Patch #507 is included in CVS since 2013-03-12. Question is, if it shouldn't be included in 4.6.5, too.
I gather that the fit is not exact even with prescaling, but in the demo the residual error is on the same order of magnitude as the convergence limit. However, if you tighten the convergence limit to "set fit limit 1e-09" then it reaches the same end point and claims an epsilon of e-10. Doesn't this mean there is something wrong with the function evaluation rather than with the convergence?
The fact that it does not reach the exact solution is why I started the discussion again. Without further investigation (e.g. a real Chi² plot of the region), I can only assume that the algorithm gets stuck in a local minimum.
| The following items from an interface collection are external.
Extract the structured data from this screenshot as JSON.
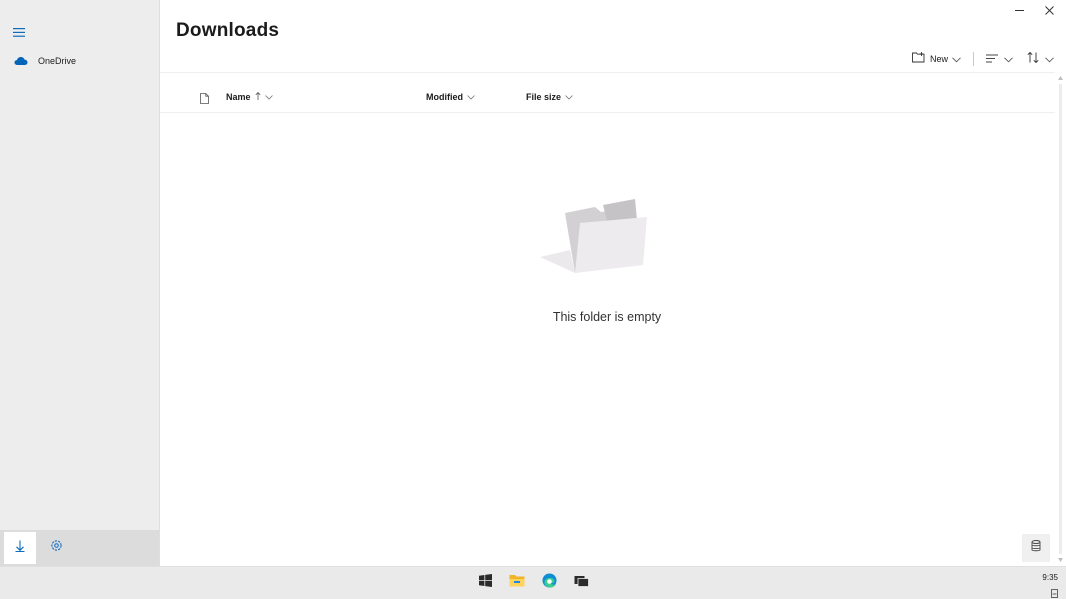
{
  "sidebar": {
    "items": [
      {
        "label": "OneDrive",
        "icon": "cloud-icon"
      }
    ],
    "bottom": [
      "download-icon",
      "settings-icon"
    ]
  },
  "main": {
    "title": "Downloads",
    "toolbar": {
      "new_label": "New"
    },
    "columns": [
      {
        "label": "Name",
        "sort": "ascending"
      },
      {
        "label": "Modified"
      },
      {
        "label": "File size"
      }
    ],
    "empty_message": "This folder is empty"
  },
  "taskbar": {
    "apps": [
      "windows-icon",
      "file-explorer-icon",
      "edge-icon",
      "task-view-icon"
    ],
    "time": "9:35"
  },
  "colors": {
    "accent": "#0f6cbd",
    "onedrive": "#0364b8",
    "sidebar_bg": "#ededed"
  }
}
As Alexander pointed out, the calculation of the WSSR seems to be correct. Also, the endpoint is the same as in Orear's paper, which probably tells us that the starting point is just not good enough for both algorithms.
Although the problem looks easy at first glance, it is really very difficult: the correlation between the parameters is very high ( gnuplot says >0.994 - as does a colleagues' Mathematica script ), and -without prescaling- the region of convergence must be very elongated due to the very different scale of the parameters.
The fact that it does not reach the exact solution is why I started the discussion >again. Without further investigation (e.g. a real Chi² plot of the region), I can >only assume that the algorithm gets stuck in a local minimum.
Attached is a Chi² plot of the region. The contour lines equal the minimum Chi²
+1, +0.1 and +0.01. The points show the exact solution and Orears one. From the
plot it is clear, that finding the absolut minimum is not really easy.
Alexander, thanks for the nice Chi² plot. It would be great to be able to do plots like this after a fit with using a chisq()
function in gnuplot. Any ideas how to implement this? Of course we would have to limit it to one or two parameters.
From the plot it seems that it is really the fit algorithm that gets stuck and that it is not a problem of the effective variance calculation per se. An modified version of the patch is now included in CVS. The help text for gnuplot.doc still needs work and is not included yet.